Saved data entries
····················

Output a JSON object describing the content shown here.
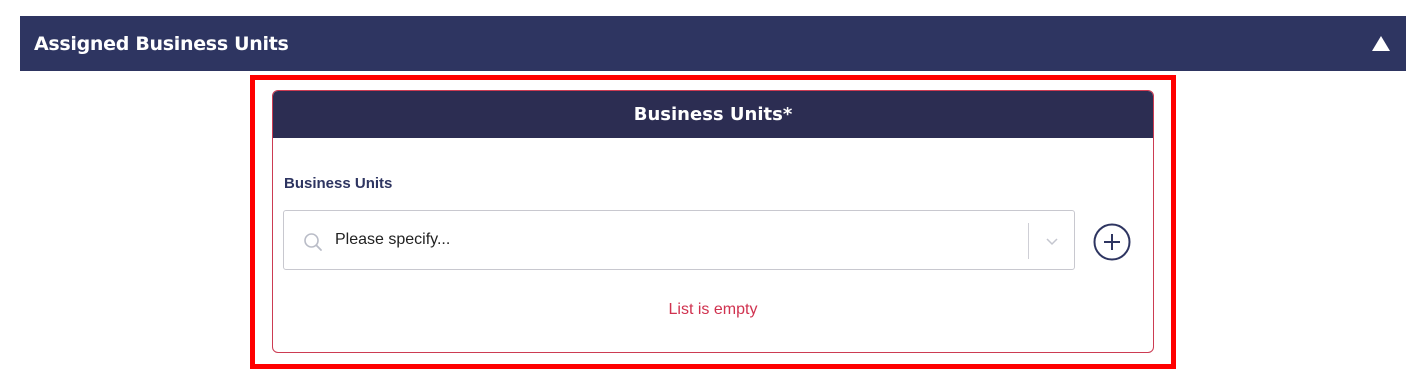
{
  "section": {
    "title": "Assigned Business Units"
  },
  "card": {
    "title": "Business Units*",
    "field_label": "Business Units",
    "select_placeholder": "Please specify...",
    "empty_message": "List is empty"
  },
  "icons": {
    "collapse": "triangle-up-icon",
    "search": "search-icon",
    "dropdown": "chevron-down-icon",
    "add": "plus-circle-icon"
  },
  "colors": {
    "header_bg": "#2e3561",
    "card_header_bg": "#2c2d52",
    "highlight": "#ff0000",
    "error_text": "#d0324f",
    "card_border": "#cc3b52"
  }
}
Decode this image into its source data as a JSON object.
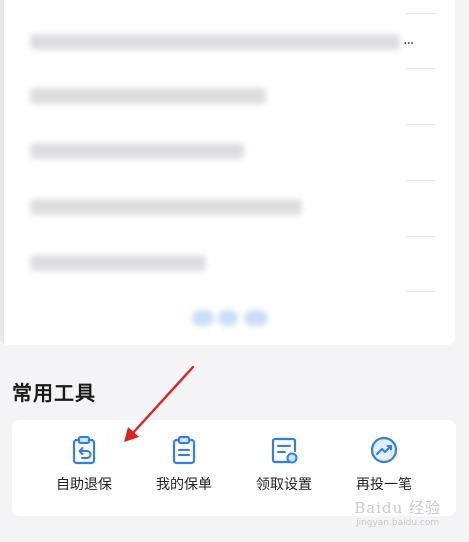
{
  "faq_list": {
    "last_item_ellipsis": "..."
  },
  "tools": {
    "title": "常用工具",
    "items": [
      {
        "label": "自助退保",
        "icon": "clipboard-return-icon"
      },
      {
        "label": "我的保单",
        "icon": "policy-document-icon"
      },
      {
        "label": "领取设置",
        "icon": "payout-settings-icon"
      },
      {
        "label": "再投一笔",
        "icon": "reinvest-chart-icon"
      }
    ]
  },
  "watermark": {
    "main": "Baidu 经验",
    "sub": "jingyan.baidu.com"
  },
  "colors": {
    "accent": "#2f7fe6",
    "annotation_arrow": "#e02020",
    "page_bg": "#f4f4f6",
    "card_bg": "#ffffff"
  }
}
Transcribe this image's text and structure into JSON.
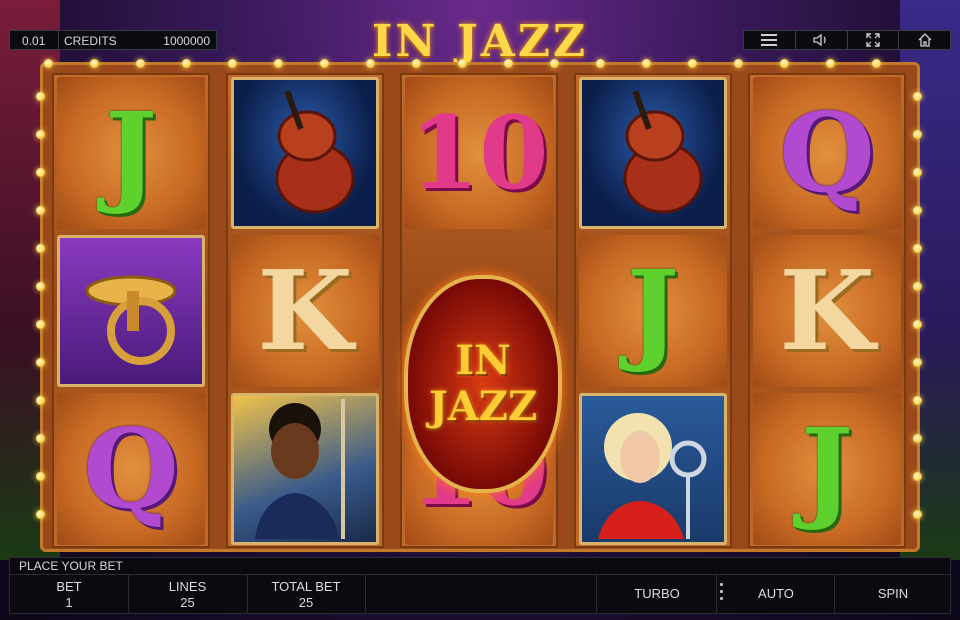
{
  "header": {
    "denomination": "0.01",
    "credits_label": "CREDITS",
    "credits_value": "1000000",
    "logo": "IN JAZZ",
    "menu_icons": [
      "menu-icon",
      "sound-icon",
      "fullscreen-icon",
      "home-icon"
    ]
  },
  "reels": [
    [
      "J",
      "horn-picture",
      "Q"
    ],
    [
      "cello-picture",
      "K",
      "musician-picture"
    ],
    [
      "10",
      "wild-in-jazz",
      "10"
    ],
    [
      "cello-picture",
      "J",
      "singer-picture"
    ],
    [
      "Q",
      "K",
      "J"
    ]
  ],
  "wild_badge": {
    "line1": "IN",
    "line2": "JAZZ"
  },
  "status": {
    "message": "PLACE YOUR BET"
  },
  "controls": {
    "bet_label": "BET",
    "bet_value": "1",
    "lines_label": "LINES",
    "lines_value": "25",
    "total_bet_label": "TOTAL BET",
    "total_bet_value": "25",
    "turbo": "TURBO",
    "auto": "AUTO",
    "spin": "SPIN"
  },
  "colors": {
    "accent_gold": "#ffd84a",
    "panel_bg": "#0a0a10"
  }
}
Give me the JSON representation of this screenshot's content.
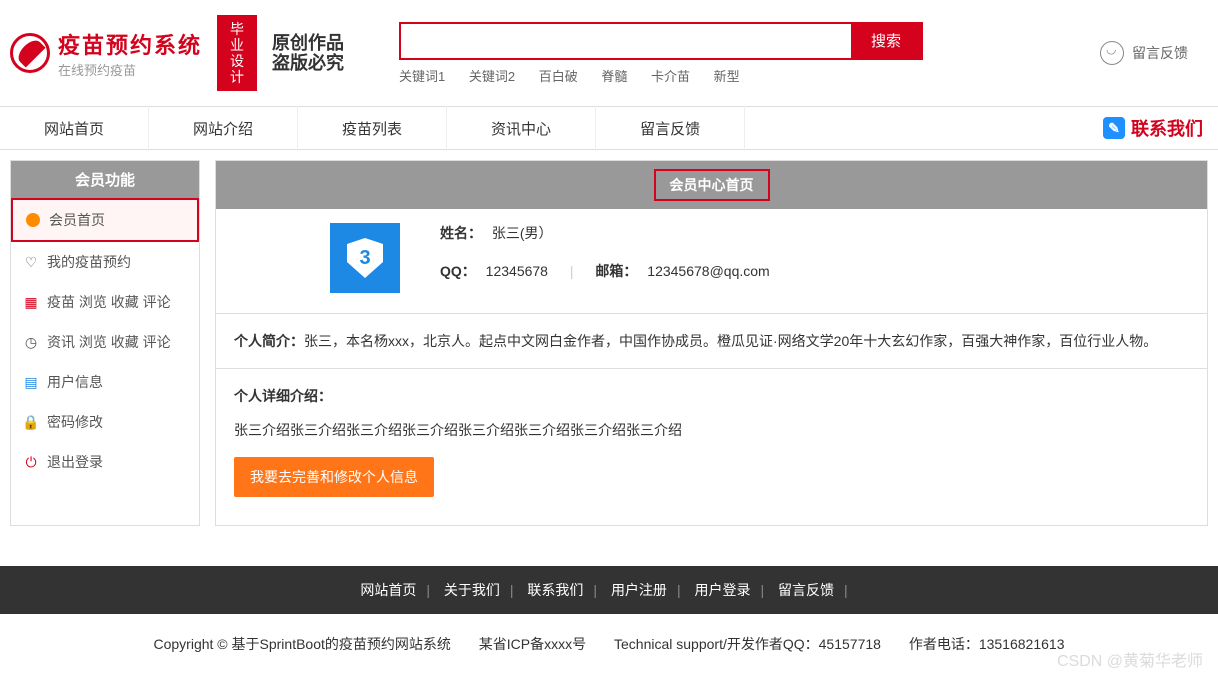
{
  "header": {
    "site_title": "疫苗预约系统",
    "site_subtitle": "在线预约疫苗",
    "badge": "毕业\n设计",
    "art_text": "原创作品\n盗版必究",
    "search_btn": "搜索",
    "keywords": [
      "关键词1",
      "关键词2",
      "百白破",
      "脊髓",
      "卡介苗",
      "新型"
    ],
    "feedback": "留言反馈"
  },
  "nav": {
    "items": [
      "网站首页",
      "网站介绍",
      "疫苗列表",
      "资讯中心",
      "留言反馈"
    ],
    "contact": "联系我们"
  },
  "sidebar": {
    "title": "会员功能",
    "items": [
      {
        "label": "会员首页",
        "active": true
      },
      {
        "label": "我的疫苗预约"
      },
      {
        "label": "疫苗 浏览 收藏 评论"
      },
      {
        "label": "资讯 浏览 收藏 评论"
      },
      {
        "label": "用户信息"
      },
      {
        "label": "密码修改"
      },
      {
        "label": "退出登录"
      }
    ]
  },
  "content": {
    "title": "会员中心首页",
    "name_label": "姓名：",
    "name_value": "张三(男）",
    "qq_label": "QQ：",
    "qq_value": "12345678",
    "email_label": "邮箱：",
    "email_value": "12345678@qq.com",
    "intro_label": "个人简介：",
    "intro_text": "张三，本名杨xxx，北京人。起点中文网白金作者，中国作协成员。橙瓜见证·网络文学20年十大玄幻作家，百强大神作家，百位行业人物。",
    "detail_label": "个人详细介绍：",
    "detail_text": "张三介绍张三介绍张三介绍张三介绍张三介绍张三介绍张三介绍张三介绍",
    "edit_btn": "我要去完善和修改个人信息"
  },
  "footer": {
    "nav": [
      "网站首页",
      "关于我们",
      "联系我们",
      "用户注册",
      "用户登录",
      "留言反馈"
    ],
    "copyright": "Copyright © 基于SprintBoot的疫苗预约网站系统",
    "icp": "某省ICP备xxxx号",
    "support": "Technical support/开发作者QQ：45157718",
    "phone": "作者电话：13516821613"
  },
  "watermark": "CSDN @黄菊华老师"
}
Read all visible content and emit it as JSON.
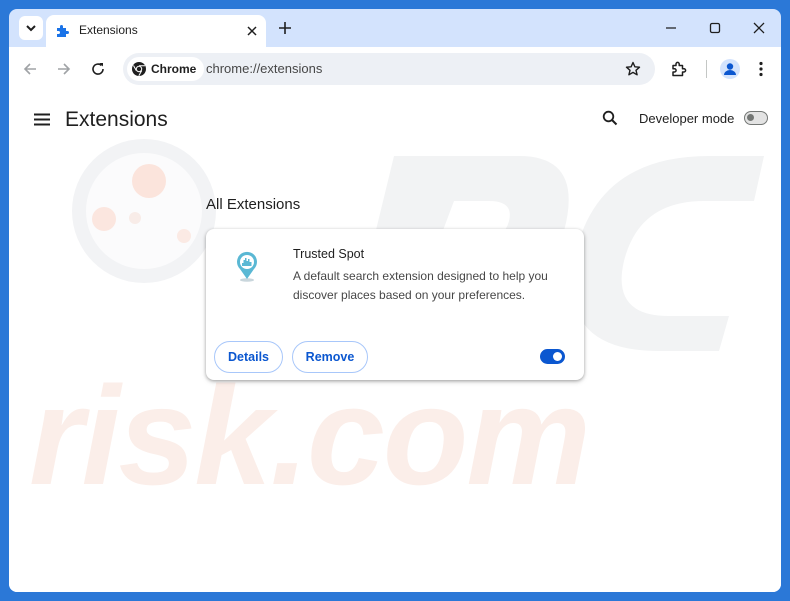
{
  "tab": {
    "title": "Extensions"
  },
  "toolbar": {
    "chip_label": "Chrome",
    "url": "chrome://extensions"
  },
  "page": {
    "title": "Extensions",
    "developer_mode_label": "Developer mode",
    "developer_mode_enabled": false,
    "section_title": "All Extensions"
  },
  "extension": {
    "name": "Trusted Spot",
    "description": "A default search extension designed to help you discover places based on your preferences.",
    "details_label": "Details",
    "remove_label": "Remove",
    "enabled": true
  },
  "watermark": {
    "text": "risk.com"
  },
  "colors": {
    "accent": "#0b57d0",
    "frame": "#d3e3fd",
    "desktop": "#2b78d7"
  }
}
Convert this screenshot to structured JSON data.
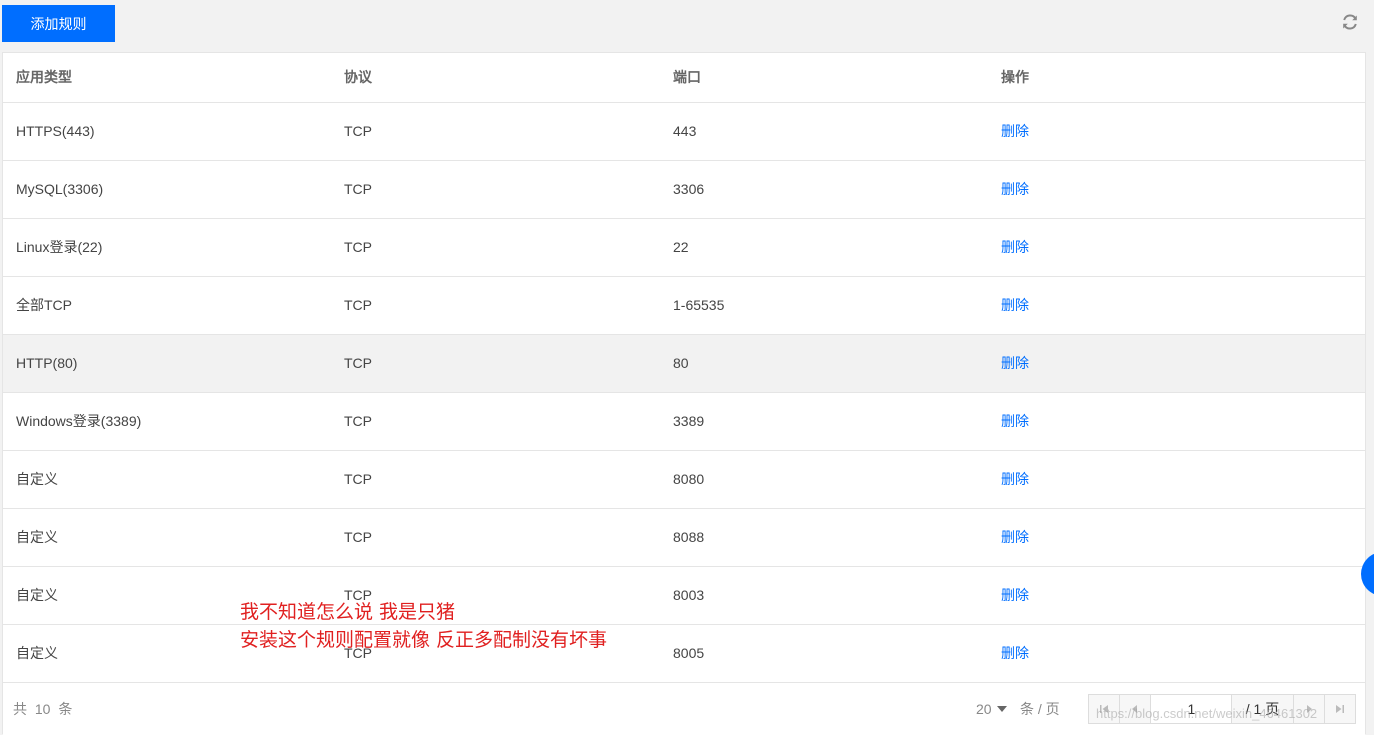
{
  "toolbar": {
    "add_rule_label": "添加规则",
    "refresh_icon": "refresh-icon"
  },
  "table": {
    "headers": [
      "应用类型",
      "协议",
      "端口",
      "操作"
    ],
    "rows": [
      {
        "type": "HTTPS(443)",
        "protocol": "TCP",
        "port": "443",
        "action": "删除"
      },
      {
        "type": "MySQL(3306)",
        "protocol": "TCP",
        "port": "3306",
        "action": "删除"
      },
      {
        "type": "Linux登录(22)",
        "protocol": "TCP",
        "port": "22",
        "action": "删除"
      },
      {
        "type": "全部TCP",
        "protocol": "TCP",
        "port": "1-65535",
        "action": "删除"
      },
      {
        "type": "HTTP(80)",
        "protocol": "TCP",
        "port": "80",
        "action": "删除"
      },
      {
        "type": "Windows登录(3389)",
        "protocol": "TCP",
        "port": "3389",
        "action": "删除"
      },
      {
        "type": "自定义",
        "protocol": "TCP",
        "port": "8080",
        "action": "删除"
      },
      {
        "type": "自定义",
        "protocol": "TCP",
        "port": "8088",
        "action": "删除"
      },
      {
        "type": "自定义",
        "protocol": "TCP",
        "port": "8003",
        "action": "删除"
      },
      {
        "type": "自定义",
        "protocol": "TCP",
        "port": "8005",
        "action": "删除"
      }
    ],
    "highlighted_row": 4
  },
  "footer": {
    "total_text": "共 10 条",
    "page_size": "20",
    "per_page_label": "条 / 页",
    "current_page": "1",
    "total_pages_text": "/ 1 页"
  },
  "annotation": {
    "line1": "我不知道怎么说 我是只猪",
    "line2": "安装这个规则配置就像 反正多配制没有坏事"
  },
  "watermark": "https://blog.csdn.net/weixin_46461302",
  "colors": {
    "accent": "#006eff",
    "annotation": "#e02020"
  }
}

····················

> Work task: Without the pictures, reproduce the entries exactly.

> Answer space:
Output a JSON object describing the content shown here.
{
  "section": {
    "title": "Assigned Business Units"
  },
  "card": {
    "title": "Business Units*",
    "field_label": "Business Units",
    "select_placeholder": "Please specify...",
    "empty_message": "List is empty"
  },
  "icons": {
    "collapse": "triangle-up-icon",
    "search": "search-icon",
    "dropdown": "chevron-down-icon",
    "add": "plus-circle-icon"
  },
  "colors": {
    "header_bg": "#2e3561",
    "card_header_bg": "#2c2d52",
    "highlight": "#ff0000",
    "error_text": "#d0324f",
    "card_border": "#cc3b52"
  }
}
Decode this image into its source data as a JSON object.
{
  "faq_list": {
    "last_item_ellipsis": "..."
  },
  "tools": {
    "title": "常用工具",
    "items": [
      {
        "label": "自助退保",
        "icon": "clipboard-return-icon"
      },
      {
        "label": "我的保单",
        "icon": "policy-document-icon"
      },
      {
        "label": "领取设置",
        "icon": "payout-settings-icon"
      },
      {
        "label": "再投一笔",
        "icon": "reinvest-chart-icon"
      }
    ]
  },
  "watermark": {
    "main": "Baidu 经验",
    "sub": "jingyan.baidu.com"
  },
  "colors": {
    "accent": "#2f7fe6",
    "annotation_arrow": "#e02020",
    "page_bg": "#f4f4f6",
    "card_bg": "#ffffff"
  }
}
Transcribe this image's text and structure into JSON.
{
  "header": {
    "denomination": "0.01",
    "credits_label": "CREDITS",
    "credits_value": "1000000",
    "logo": "IN JAZZ",
    "menu_icons": [
      "menu-icon",
      "sound-icon",
      "fullscreen-icon",
      "home-icon"
    ]
  },
  "reels": [
    [
      "J",
      "horn-picture",
      "Q"
    ],
    [
      "cello-picture",
      "K",
      "musician-picture"
    ],
    [
      "10",
      "wild-in-jazz",
      "10"
    ],
    [
      "cello-picture",
      "J",
      "singer-picture"
    ],
    [
      "Q",
      "K",
      "J"
    ]
  ],
  "wild_badge": {
    "line1": "IN",
    "line2": "JAZZ"
  },
  "status": {
    "message": "PLACE YOUR BET"
  },
  "controls": {
    "bet_label": "BET",
    "bet_value": "1",
    "lines_label": "LINES",
    "lines_value": "25",
    "total_bet_label": "TOTAL BET",
    "total_bet_value": "25",
    "turbo": "TURBO",
    "auto": "AUTO",
    "spin": "SPIN"
  },
  "colors": {
    "accent_gold": "#ffd84a",
    "panel_bg": "#0a0a10"
  }
}
Give me the JSON representation of this screenshot's content.
{
  "header": {
    "site_title": "疫苗预约系统",
    "site_subtitle": "在线预约疫苗",
    "badge": "毕业\n设计",
    "art_text": "原创作品\n盗版必究",
    "search_btn": "搜索",
    "keywords": [
      "关键词1",
      "关键词2",
      "百白破",
      "脊髓",
      "卡介苗",
      "新型"
    ],
    "feedback": "留言反馈"
  },
  "nav": {
    "items": [
      "网站首页",
      "网站介绍",
      "疫苗列表",
      "资讯中心",
      "留言反馈"
    ],
    "contact": "联系我们"
  },
  "sidebar": {
    "title": "会员功能",
    "items": [
      {
        "label": "会员首页",
        "active": true
      },
      {
        "label": "我的疫苗预约"
      },
      {
        "label": "疫苗 浏览 收藏 评论"
      },
      {
        "label": "资讯 浏览 收藏 评论"
      },
      {
        "label": "用户信息"
      },
      {
        "label": "密码修改"
      },
      {
        "label": "退出登录"
      }
    ]
  },
  "content": {
    "title": "会员中心首页",
    "name_label": "姓名：",
    "name_value": "张三(男）",
    "qq_label": "QQ：",
    "qq_value": "12345678",
    "email_label": "邮箱：",
    "email_value": "12345678@qq.com",
    "intro_label": "个人简介：",
    "intro_text": "张三，本名杨xxx，北京人。起点中文网白金作者，中国作协成员。橙瓜见证·网络文学20年十大玄幻作家，百强大神作家，百位行业人物。",
    "detail_label": "个人详细介绍：",
    "detail_text": "张三介绍张三介绍张三介绍张三介绍张三介绍张三介绍张三介绍张三介绍",
    "edit_btn": "我要去完善和修改个人信息"
  },
  "footer": {
    "nav": [
      "网站首页",
      "关于我们",
      "联系我们",
      "用户注册",
      "用户登录",
      "留言反馈"
    ],
    "copyright": "Copyright © 基于SprintBoot的疫苗预约网站系统",
    "icp": "某省ICP备xxxx号",
    "support": "Technical support/开发作者QQ：45157718",
    "phone": "作者电话：13516821613"
  },
  "watermark": "CSDN @黄菊华老师"
}
Read all visible content and emit it as JSON.
{
  "tab": {
    "title": "Extensions"
  },
  "toolbar": {
    "chip_label": "Chrome",
    "url": "chrome://extensions"
  },
  "page": {
    "title": "Extensions",
    "developer_mode_label": "Developer mode",
    "developer_mode_enabled": false,
    "section_title": "All Extensions"
  },
  "extension": {
    "name": "Trusted Spot",
    "description": "A default search extension designed to help you discover places based on your preferences.",
    "details_label": "Details",
    "remove_label": "Remove",
    "enabled": true
  },
  "watermark": {
    "text": "risk.com"
  },
  "colors": {
    "accent": "#0b57d0",
    "frame": "#d3e3fd",
    "desktop": "#2b78d7"
  }
}
Convert this screenshot to structured JSON data.
{
  "toolbar": {
    "add_rule_label": "添加规则",
    "refresh_icon": "refresh-icon"
  },
  "table": {
    "headers": [
      "应用类型",
      "协议",
      "端口",
      "操作"
    ],
    "rows": [
      {
        "type": "HTTPS(443)",
        "protocol": "TCP",
        "port": "443",
        "action": "删除"
      },
      {
        "type": "MySQL(3306)",
        "protocol": "TCP",
        "port": "3306",
        "action": "删除"
      },
      {
        "type": "Linux登录(22)",
        "protocol": "TCP",
        "port": "22",
        "action": "删除"
      },
      {
        "type": "全部TCP",
        "protocol": "TCP",
        "port": "1-65535",
        "action": "删除"
      },
      {
        "type": "HTTP(80)",
        "protocol": "TCP",
        "port": "80",
        "action": "删除"
      },
      {
        "type": "Windows登录(3389)",
        "protocol": "TCP",
        "port": "3389",
        "action": "删除"
      },
      {
        "type": "自定义",
        "protocol": "TCP",
        "port": "8080",
        "action": "删除"
      },
      {
        "type": "自定义",
        "protocol": "TCP",
        "port": "8088",
        "action": "删除"
      },
      {
        "type": "自定义",
        "protocol": "TCP",
        "port": "8003",
        "action": "删除"
      },
      {
        "type": "自定义",
        "protocol": "TCP",
        "port": "8005",
        "action": "删除"
      }
    ],
    "highlighted_row": 4
  },
  "footer": {
    "total_text": "共 10 条",
    "page_size": "20",
    "per_page_label": "条 / 页",
    "current_page": "1",
    "total_pages_text": "/ 1 页"
  },
  "annotation": {
    "line1": "我不知道怎么说 我是只猪",
    "line2": "安装这个规则配置就像 反正多配制没有坏事"
  },
  "watermark": "https://blog.csdn.net/weixin_46461302",
  "colors": {
    "accent": "#006eff",
    "annotation": "#e02020"
  }
}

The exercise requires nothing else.